Many aspects of mental health/illness have had a huge impact on my life. As a kid, I grew up in a loving family living what, from the outside, was perceived as a great childhood (and really, on the outside it was), but there was something always ticking inside of me. I remember telling my mom I felt so different from my friends as a child. My mind even at such a young age was always going a million miles per minute and I couldn’t figure out how to stop it, which would give me even more anxiety. I would literally get frustrated at how fast my thoughts were going. Looking back, I realized that staying super active physically was my way of balancing my active mind. As I grew older, and started to experience teenage years and being a young adult, the thoughts became more and more negative and stressed me out. I would try to combat it by always staying busy, and I would workout everyday, but I definitely wasn’t as active in college as I was as a child. So I found other ways to escape. Unfortunately, some of which were incredibly unhealthy. Binge drinking on the weekends, heavily, taking a number of different prescription drugs on a daily basis, some to stimulate energy, and others to bring me back down. Smoking weed as another escape. After putting my body through enough abuse, for far too long, one day, while high on a weed brownie, my body had had enough, and I had a debilitating panic attack. It was terrifying. I went to the hospital and woke up the next day, with a completely different view of the world. I had panic disorder, agoraphobia, depression, generalized anxiety, and what was worst of all was the depersonalization, and I had no idea what it was, or how to get rid of it. I literally didn’t recognize myself, my family, my friends, my home, anything, and I was afraid of absolutely everything. This was the beginning of a completely different journey over the next 8 years, of healing. And as hard as it has been, living with it everyday, I’m at a point where I couldn’t be more grateful because in addition to everything I’ve learned in this time, from this, I’m finally realizing that the closer I come to healing, the more I’m able to help others who are going through the same thing. Q.) What are your positive outlets and how did you discover them? Some of my positive outlets include hiking, which was totally random. I moved to Arizona after college and had really never hiked before, but mountains always called to me, so I Googled the closest mountain, and the first day I had time, I hiked Camelback Mountain in AZ. I have been hooked ever since. Other outlets include adventure in general, exploring this world. Working out both inside and outside of the gym, ice baths, yoga, especially Yin Yoga is an absolute go to when I’m stressed. I also love getting lost in music, which has kind of always been an outlet for me. Q.) Do you think nature plays an important part in recovering from mental illnesses? For sure. There is something that can’t quite be put to words about how much diving into nature quiets the mind and brings answers that aren’t found in the confines of the city or books. It’s beautiful. Maybe it’s the vibes, maybe it’s our true home, maybe it’s just its beauty. Whatever it is, there’s something to it, and maybe not knowing what that is is even more beautiful in itself. Q.) If you had to create a "self care box" for yourself, what would be 3 things you'd put in it?

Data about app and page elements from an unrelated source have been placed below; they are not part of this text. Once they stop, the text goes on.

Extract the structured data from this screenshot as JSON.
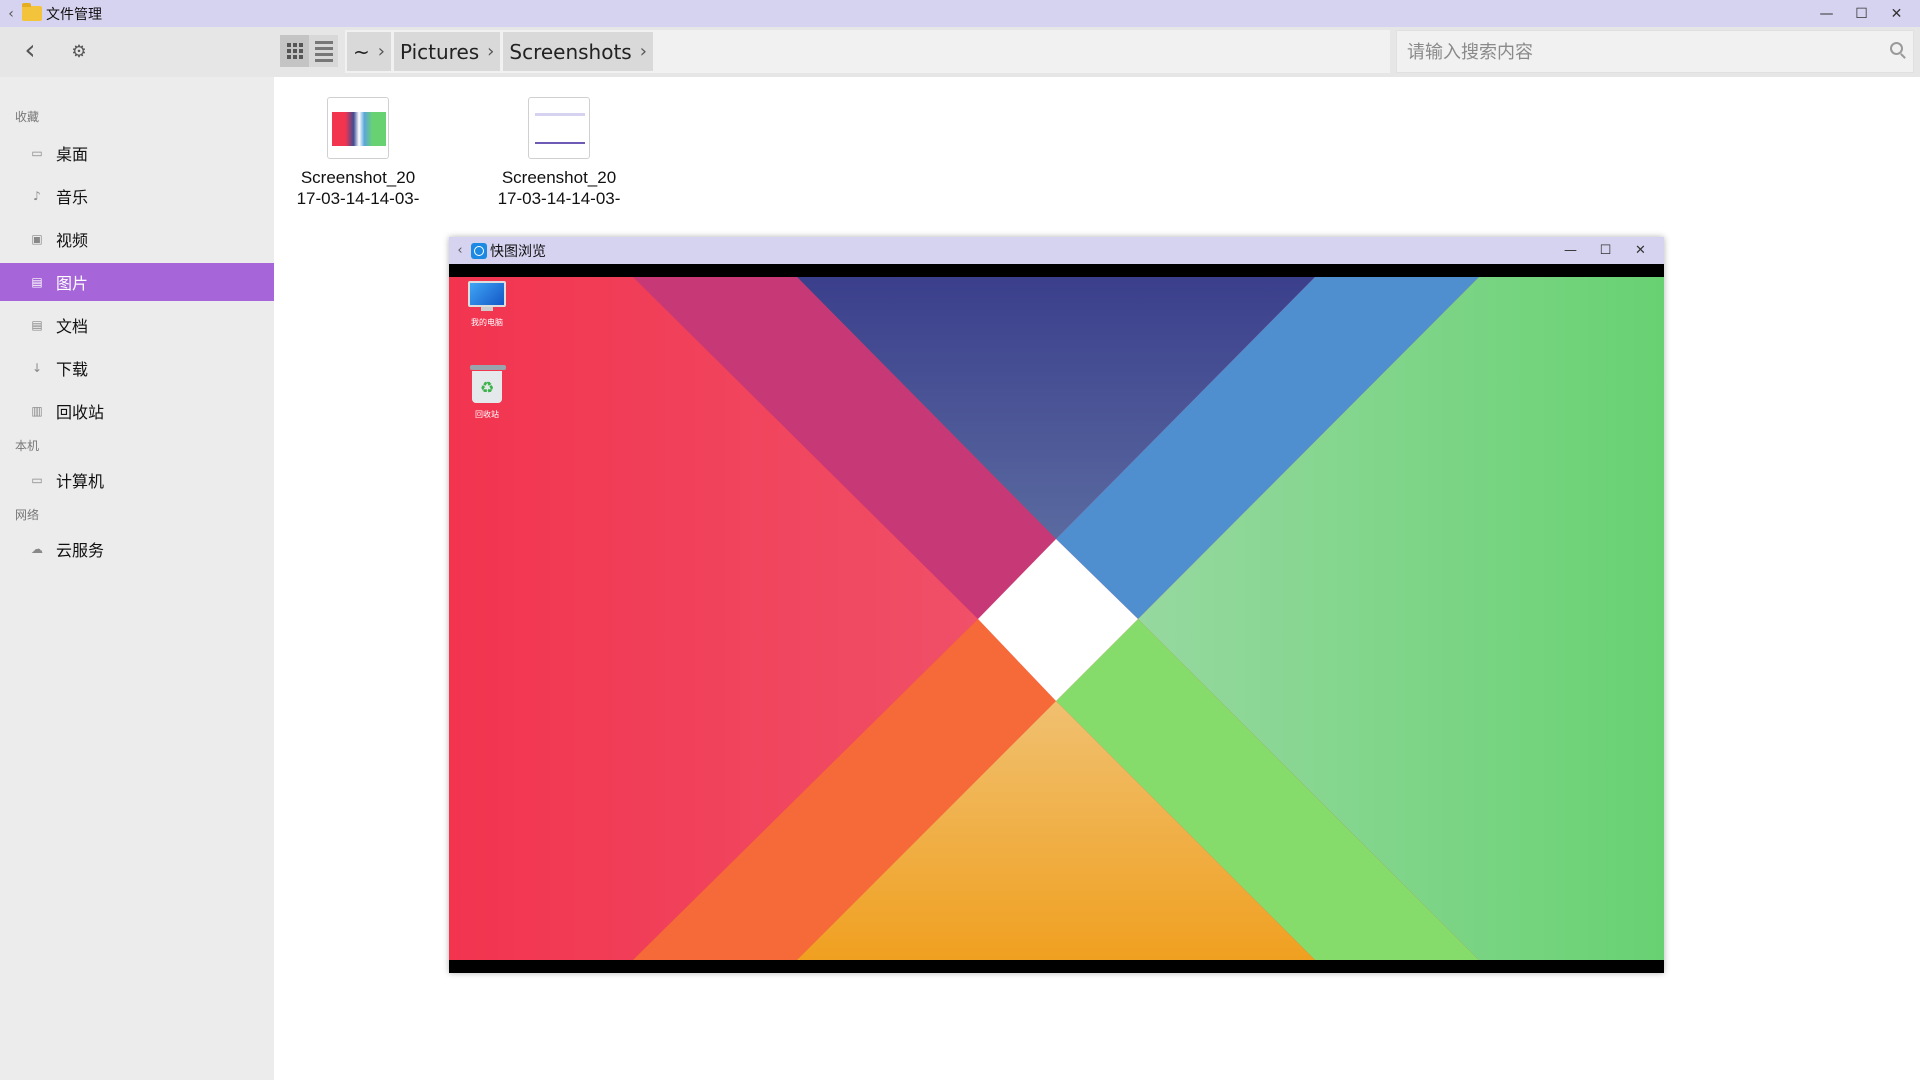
{
  "window": {
    "back_glyph": "‹",
    "title": "文件管理",
    "controls": {
      "minimize": "—",
      "maximize": "☐",
      "close": "✕"
    }
  },
  "toolbar": {
    "back_glyph": "‹",
    "settings_glyph": "⚙",
    "breadcrumbs": [
      {
        "label": "~",
        "chevron": "›"
      },
      {
        "label": "Pictures",
        "chevron": "›"
      },
      {
        "label": "Screenshots",
        "chevron": "›"
      }
    ]
  },
  "search": {
    "placeholder": "请输入搜索内容",
    "value": ""
  },
  "sidebar": {
    "sections": {
      "favorites": "收藏",
      "this_machine": "本机",
      "network": "网络"
    },
    "favorites": [
      {
        "label": "桌面",
        "icon": "desktop-icon",
        "glyph": "▭",
        "active": false
      },
      {
        "label": "音乐",
        "icon": "music-icon",
        "glyph": "♪",
        "active": false
      },
      {
        "label": "视频",
        "icon": "video-icon",
        "glyph": "▣",
        "active": false
      },
      {
        "label": "图片",
        "icon": "picture-icon",
        "glyph": "▤",
        "active": true
      },
      {
        "label": "文档",
        "icon": "document-icon",
        "glyph": "▤",
        "active": false
      },
      {
        "label": "下载",
        "icon": "download-icon",
        "glyph": "↓",
        "active": false
      },
      {
        "label": "回收站",
        "icon": "trash-icon",
        "glyph": "▥",
        "active": false
      }
    ],
    "this_machine": [
      {
        "label": "计算机",
        "icon": "computer-icon",
        "glyph": "▭"
      }
    ],
    "network": [
      {
        "label": "云服务",
        "icon": "cloud-icon",
        "glyph": "☁"
      }
    ]
  },
  "files": [
    {
      "name_line1": "Screenshot_20",
      "name_line2": "17-03-14-14-03-",
      "thumb": "desktop-wallpaper"
    },
    {
      "name_line1": "Screenshot_20",
      "name_line2": "17-03-14-14-03-",
      "thumb": "file-manager-window"
    }
  ],
  "viewer": {
    "back_glyph": "‹",
    "title": "快图浏览",
    "controls": {
      "minimize": "—",
      "maximize": "☐",
      "close": "✕"
    },
    "desktop_icons": [
      {
        "label": "我的电脑",
        "icon": "monitor-icon"
      },
      {
        "label": "回收站",
        "icon": "recycle-bin-icon"
      }
    ],
    "wallpaper_colors": {
      "left": "#f2344f",
      "top": "#3f4b93",
      "right": "#68d272",
      "bottom": "#f0a020",
      "center": "#ffffff"
    }
  },
  "colors": {
    "titlebar": "#d6d3f1",
    "sidebar_active": "#a665d8"
  }
}
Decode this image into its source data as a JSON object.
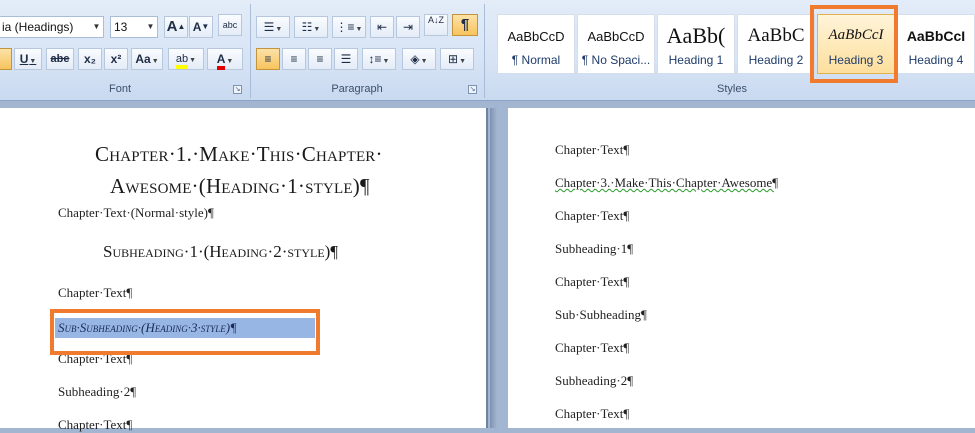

My trail runners
A picture of everyone I love
I don’t need much, but being reminded I have those people has helped me more than anything. Trails and music are great too. Q.) How do you feel that social media is impacting people’s mental health? Social media is super interesting. It’s amazing in the sense that, we’re all able to connect with one another, from anywhere, and talk about real life shit that maybe nobody I know in my immediate world could relate to. So that’s dope. But at the same time, there are children and young teens and older I’m sure, who have taken their lives over online bullying, which is devastating. So at the end of the day, it’s a platform that we can use. We get to choose how to use it. And being that it’s not going away, I think Chelsea reaching out to me, and reaching out to others to tell their stories to help people is one of the amazing ways we can choose to use it for good. Q.) What is something that someone has said to you that has always stuck with you when overcoming hard times? My dad had always reminded me to “do it for the people you haven’t met yet.” And having met my amazing girlfriend since, and possibly wanting kids in the future, I understand what he meant. And I like that a lot. Q.) What advice would you give someone that is struggling? It really is ok to rest. Be easy on yourself. Trust what’s happening. And never give up. It really is happening for a reason, I promise you. And someday you will see it, and it’s even more beautiful than you can even imagine.